§ Exercise goal:
Go over each line of the entries below, count those with "cagnotte", and give only the count.

Dataset rows describing interfaces

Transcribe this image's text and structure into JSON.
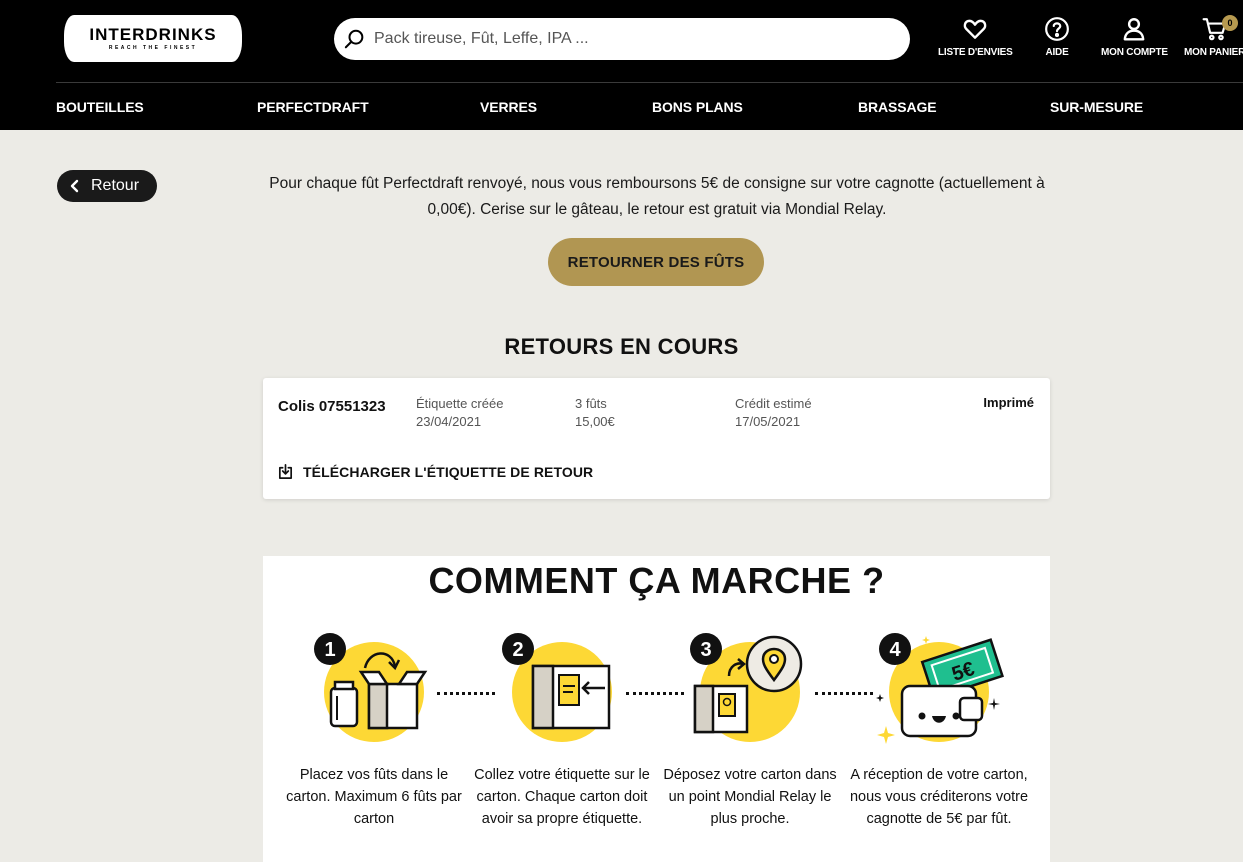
{
  "brand": {
    "name": "INTERDRINKS",
    "tagline": "REACH THE FINEST"
  },
  "search": {
    "placeholder": "Pack tireuse, Fût, Leffe, IPA ..."
  },
  "header_actions": {
    "wishlist": "LISTE D'ENVIES",
    "help": "AIDE",
    "account": "MON COMPTE",
    "cart": "MON PANIER",
    "cart_count": "0"
  },
  "nav": [
    "BOUTEILLES",
    "PERFECTDRAFT",
    "VERRES",
    "BONS PLANS",
    "BRASSAGE",
    "SUR-MESURE"
  ],
  "back": {
    "label": "Retour"
  },
  "intro": "Pour chaque fût Perfectdraft renvoyé, nous vous remboursons 5€ de consigne sur votre cagnotte (actuellement à 0,00€). Cerise sur le gâteau, le retour est gratuit via Mondial Relay.",
  "cta": "RETOURNER DES FÛTS",
  "returns": {
    "title": "RETOURS EN COURS",
    "items": [
      {
        "colis": "Colis 07551323",
        "label_title": "Étiquette créée",
        "label_date": "23/04/2021",
        "kegs": "3 fûts",
        "amount": "15,00€",
        "credit_title": "Crédit estimé",
        "credit_date": "17/05/2021",
        "status": "Imprimé",
        "download": "TÉLÉCHARGER L'ÉTIQUETTE DE RETOUR"
      }
    ]
  },
  "how": {
    "title": "COMMENT ÇA MARCHE ?",
    "steps": [
      {
        "num": "1",
        "text": "Placez vos fûts dans le carton. Maximum 6 fûts par carton"
      },
      {
        "num": "2",
        "text": "Collez votre étiquette sur le carton. Chaque carton doit avoir sa propre étiquette."
      },
      {
        "num": "3",
        "text": "Déposez votre carton dans un point Mondial Relay le plus proche."
      },
      {
        "num": "4",
        "text": "A réception de votre carton, nous vous créditerons votre cagnotte de 5€ par fût."
      }
    ],
    "bill_amount": "5€"
  },
  "colors": {
    "accent": "#b19652",
    "yellow": "#fdd835",
    "green": "#1fbf8f",
    "dark": "#000000"
  }
}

§ Solution:
2